- Input:
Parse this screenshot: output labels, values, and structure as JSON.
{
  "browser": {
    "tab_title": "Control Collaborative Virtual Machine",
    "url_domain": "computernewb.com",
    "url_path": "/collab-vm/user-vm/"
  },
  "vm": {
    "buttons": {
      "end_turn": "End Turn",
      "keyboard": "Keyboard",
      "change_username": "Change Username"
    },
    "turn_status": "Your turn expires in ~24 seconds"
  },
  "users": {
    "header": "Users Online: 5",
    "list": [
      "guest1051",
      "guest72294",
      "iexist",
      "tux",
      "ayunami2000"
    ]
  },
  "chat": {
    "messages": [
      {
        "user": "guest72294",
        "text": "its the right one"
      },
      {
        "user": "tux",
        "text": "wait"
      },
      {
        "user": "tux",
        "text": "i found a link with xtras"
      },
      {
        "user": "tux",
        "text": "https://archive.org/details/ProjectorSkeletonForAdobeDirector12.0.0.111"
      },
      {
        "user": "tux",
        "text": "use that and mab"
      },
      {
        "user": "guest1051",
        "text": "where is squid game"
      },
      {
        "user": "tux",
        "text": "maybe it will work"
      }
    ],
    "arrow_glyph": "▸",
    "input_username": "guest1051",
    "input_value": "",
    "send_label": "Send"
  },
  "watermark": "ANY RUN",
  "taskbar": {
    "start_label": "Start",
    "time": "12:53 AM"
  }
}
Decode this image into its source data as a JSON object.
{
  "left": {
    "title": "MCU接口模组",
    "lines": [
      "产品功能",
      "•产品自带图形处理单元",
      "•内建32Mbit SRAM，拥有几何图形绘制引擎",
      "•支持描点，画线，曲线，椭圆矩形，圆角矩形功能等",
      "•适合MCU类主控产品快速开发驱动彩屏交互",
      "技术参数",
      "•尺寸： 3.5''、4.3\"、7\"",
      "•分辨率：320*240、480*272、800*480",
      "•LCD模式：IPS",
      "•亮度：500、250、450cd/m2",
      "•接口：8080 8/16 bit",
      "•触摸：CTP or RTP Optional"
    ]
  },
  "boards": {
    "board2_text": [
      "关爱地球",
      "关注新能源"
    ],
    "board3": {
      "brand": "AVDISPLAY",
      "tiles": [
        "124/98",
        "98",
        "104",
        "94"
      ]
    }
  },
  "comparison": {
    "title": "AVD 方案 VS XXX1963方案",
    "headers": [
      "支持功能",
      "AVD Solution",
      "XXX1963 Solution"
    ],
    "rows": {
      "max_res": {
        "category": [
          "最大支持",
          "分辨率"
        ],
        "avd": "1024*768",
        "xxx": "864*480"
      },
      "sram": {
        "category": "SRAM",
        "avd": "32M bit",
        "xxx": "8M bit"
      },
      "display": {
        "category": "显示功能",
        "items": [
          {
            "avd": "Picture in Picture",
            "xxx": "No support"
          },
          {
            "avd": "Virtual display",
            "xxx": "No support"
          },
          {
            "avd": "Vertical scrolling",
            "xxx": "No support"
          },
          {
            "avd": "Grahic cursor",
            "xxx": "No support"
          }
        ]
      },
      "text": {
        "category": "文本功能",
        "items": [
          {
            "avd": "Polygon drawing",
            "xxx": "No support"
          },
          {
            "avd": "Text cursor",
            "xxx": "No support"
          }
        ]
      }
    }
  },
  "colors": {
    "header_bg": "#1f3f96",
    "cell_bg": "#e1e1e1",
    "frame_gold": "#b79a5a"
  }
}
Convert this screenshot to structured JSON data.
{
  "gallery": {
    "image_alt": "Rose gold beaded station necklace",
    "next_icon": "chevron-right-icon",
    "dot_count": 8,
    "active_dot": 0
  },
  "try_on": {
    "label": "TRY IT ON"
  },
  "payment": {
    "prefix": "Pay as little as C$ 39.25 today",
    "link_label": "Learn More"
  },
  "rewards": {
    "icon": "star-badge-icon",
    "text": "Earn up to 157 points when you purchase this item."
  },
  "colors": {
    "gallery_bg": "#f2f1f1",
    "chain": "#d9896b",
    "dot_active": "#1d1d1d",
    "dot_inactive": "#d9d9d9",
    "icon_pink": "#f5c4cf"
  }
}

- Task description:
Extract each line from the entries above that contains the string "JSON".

- Result of this task:
Parse this screenshot: output labels, values, and structure as JSON.
Decode this image into its source data as a JSON object.
Convert this screenshot to structured JSON data.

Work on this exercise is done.